We’ve partnered with a packaging manufacturer called Charpak to do just that, becoming part of the UK’s first local circular economy for plastic. 



Why we changed our Dozen Quail’s Eggs box from bagasse to Charpak plastic  

Our decision to change our Dozen Quail’s Eggs packaging from bagasse to Charpak plastic might seem confusing – so we think it’s important to clearly communicate why. 

• Lighter and locally made and recycled, Charpak plastic has a significantly lower carbon footprint than bagasse, both from the energy and materials saved in manufacturing and during transportation. 
• Instead of just ending up in landfill, each Dozen Quail’s Eggs box is now 100% recyclable nationwide. If it’s dropped into a Cambridgeshire recycling bin, it will be recycled to make more of the same egg boxes, as part of the UK's first local circular economy for plastic. 

Sometimes we don’t get things right, but we’re confident this is a more sustainable packaging solution.   Switching to Charpak plastic has had a positive impact on our overall carbon footprint, and it’s helping us take another step closer to achieving our goal to have 100% of our packaging recyclable or reusable.

We’ve removed all single-use plastic from our stores and cafés. 



We’re making our reusable packaging too ‘tin-spiring’ to throw away 

The best kind of environmentally friendly packaging is the kind that’s so beautiful and easy to re-use you just don’t want to throw it away. 
That was the inspiration behind the elegant keepsake tins we created for our Champagne Truffles, Biscuits of the Gods, Extra-Thick Eggs and Ostrich Eggs, with striking designs that stand out from the crowd. 
Our tins are made out of 'tinplate' – chosen so our packaging designers could craft a beautiful design that would inspire people to find a new use for them. But it’s also infinitely recyclable, so it can be dropped in any household recycling bin safe in the knowledge it won’t end up in landfill. But why would you throw away something so beautiful?  
When you pop open a tin of our Champagne Truffles, it’s a celebration of real Champagne. So, we chose rose gold for pink Champagne and subtle gunmetal for the classic bubbly. 
Like our Biscuits of the Gods tins, each truffle tin is adorned with an intricate deboss resembling the island of Saint Lucia, as a link to our cacao-grower heritage. Meanwhile, our Extra-Thick and Ostrich Egg tins are inspired by the shape of a growing cacao pod.  
Once you’ve polished off your chocolate, you can upcycle your tin to a second life as a chic home storage solution – from keepsake boxes and desk tidies to jewellery and vanity boxes, even flower and herb planters. Your favourite succulent could take a truffle tin to new heights as a plant pot – and will look lovely on the kitchen countertop. 
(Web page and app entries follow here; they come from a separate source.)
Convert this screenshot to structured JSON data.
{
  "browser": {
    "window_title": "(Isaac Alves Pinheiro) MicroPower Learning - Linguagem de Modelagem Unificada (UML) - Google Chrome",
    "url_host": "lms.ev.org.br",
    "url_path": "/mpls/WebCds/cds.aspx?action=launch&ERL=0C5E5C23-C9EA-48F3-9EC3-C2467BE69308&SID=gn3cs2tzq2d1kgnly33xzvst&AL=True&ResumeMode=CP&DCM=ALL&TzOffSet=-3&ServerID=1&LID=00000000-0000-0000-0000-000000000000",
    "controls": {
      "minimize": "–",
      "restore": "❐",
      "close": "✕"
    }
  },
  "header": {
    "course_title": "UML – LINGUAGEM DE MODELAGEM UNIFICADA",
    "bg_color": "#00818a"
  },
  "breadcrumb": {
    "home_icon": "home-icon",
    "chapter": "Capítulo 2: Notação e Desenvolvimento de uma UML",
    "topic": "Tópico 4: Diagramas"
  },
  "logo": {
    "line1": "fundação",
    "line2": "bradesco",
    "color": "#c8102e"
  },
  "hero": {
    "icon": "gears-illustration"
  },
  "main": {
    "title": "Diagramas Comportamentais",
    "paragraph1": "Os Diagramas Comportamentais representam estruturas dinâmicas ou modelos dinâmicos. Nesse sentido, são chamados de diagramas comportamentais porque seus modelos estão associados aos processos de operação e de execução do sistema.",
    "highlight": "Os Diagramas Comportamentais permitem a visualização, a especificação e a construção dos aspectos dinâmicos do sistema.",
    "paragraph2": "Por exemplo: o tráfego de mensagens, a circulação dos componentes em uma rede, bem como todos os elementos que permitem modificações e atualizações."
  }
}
Find more detailed information about our Ethical and Environmental sustainability data from FY 2021/2022 here.